**Excerpted records**
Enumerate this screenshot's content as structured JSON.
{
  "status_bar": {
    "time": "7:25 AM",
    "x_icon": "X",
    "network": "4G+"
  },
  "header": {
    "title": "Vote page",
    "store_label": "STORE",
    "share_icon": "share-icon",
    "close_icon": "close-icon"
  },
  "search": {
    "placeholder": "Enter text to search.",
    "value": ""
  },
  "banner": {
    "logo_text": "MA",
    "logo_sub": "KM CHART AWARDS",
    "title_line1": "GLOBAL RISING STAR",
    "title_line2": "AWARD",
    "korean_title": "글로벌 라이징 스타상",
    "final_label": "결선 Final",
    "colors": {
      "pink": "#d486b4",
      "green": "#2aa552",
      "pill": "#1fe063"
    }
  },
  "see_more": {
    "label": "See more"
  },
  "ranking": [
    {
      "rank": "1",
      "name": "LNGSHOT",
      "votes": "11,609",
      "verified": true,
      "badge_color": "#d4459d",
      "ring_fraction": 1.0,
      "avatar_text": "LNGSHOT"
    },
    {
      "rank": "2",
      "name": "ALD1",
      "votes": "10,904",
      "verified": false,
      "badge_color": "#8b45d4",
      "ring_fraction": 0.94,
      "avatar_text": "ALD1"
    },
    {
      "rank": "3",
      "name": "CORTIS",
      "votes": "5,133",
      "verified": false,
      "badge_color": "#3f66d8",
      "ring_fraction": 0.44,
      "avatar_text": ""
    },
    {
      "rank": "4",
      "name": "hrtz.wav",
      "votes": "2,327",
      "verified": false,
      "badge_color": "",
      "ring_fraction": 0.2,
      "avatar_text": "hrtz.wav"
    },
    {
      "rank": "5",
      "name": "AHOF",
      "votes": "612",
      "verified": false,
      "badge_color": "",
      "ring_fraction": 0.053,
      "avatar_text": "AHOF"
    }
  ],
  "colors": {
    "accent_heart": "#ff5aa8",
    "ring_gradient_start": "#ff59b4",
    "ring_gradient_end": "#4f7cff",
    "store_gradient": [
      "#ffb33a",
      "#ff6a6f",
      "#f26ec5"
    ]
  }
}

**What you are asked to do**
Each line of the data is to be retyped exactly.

**Output**
Enumerate this screenshot's content as structured JSON.
{
  "status_bar": {
    "time": "7:25 AM",
    "x_icon": "X",
    "network": "4G+"
  },
  "header": {
    "title": "Vote page",
    "store_label": "STORE",
    "share_icon": "share-icon",
    "close_icon": "close-icon"
  },
  "search": {
    "placeholder": "Enter text to search.",
    "value": ""
  },
  "banner": {
    "logo_text": "MA",
    "logo_sub": "KM CHART AWARDS",
    "title_line1": "GLOBAL RISING STAR",
    "title_line2": "AWARD",
    "korean_title": "글로벌 라이징 스타상",
    "final_label": "결선 Final",
    "colors": {
      "pink": "#d486b4",
      "green": "#2aa552",
      "pill": "#1fe063"
    }
  },
  "see_more": {
    "label": "See more"
  },
  "ranking": [
    {
      "rank": "1",
      "name": "LNGSHOT",
      "votes": "11,609",
      "verified": true,
      "badge_color": "#d4459d",
      "ring_fraction": 1.0,
      "avatar_text": "LNGSHOT"
    },
    {
      "rank": "2",
      "name": "ALD1",
      "votes": "10,904",
      "verified": false,
      "badge_color": "#8b45d4",
      "ring_fraction": 0.94,
      "avatar_text": "ALD1"
    },
    {
      "rank": "3",
      "name": "CORTIS",
      "votes": "5,133",
      "verified": false,
      "badge_color": "#3f66d8",
      "ring_fraction": 0.44,
      "avatar_text": ""
    },
    {
      "rank": "4",
      "name": "hrtz.wav",
      "votes": "2,327",
      "verified": false,
      "badge_color": "",
      "ring_fraction": 0.2,
      "avatar_text": "hrtz.wav"
    },
    {
      "rank": "5",
      "name": "AHOF",
      "votes": "612",
      "verified": false,
      "badge_color": "",
      "ring_fraction": 0.053,
      "avatar_text": "AHOF"
    }
  ],
  "colors": {
    "accent_heart": "#ff5aa8",
    "ring_gradient_start": "#ff59b4",
    "ring_gradient_end": "#4f7cff",
    "store_gradient": [
      "#ffb33a",
      "#ff6a6f",
      "#f26ec5"
    ]
  }
}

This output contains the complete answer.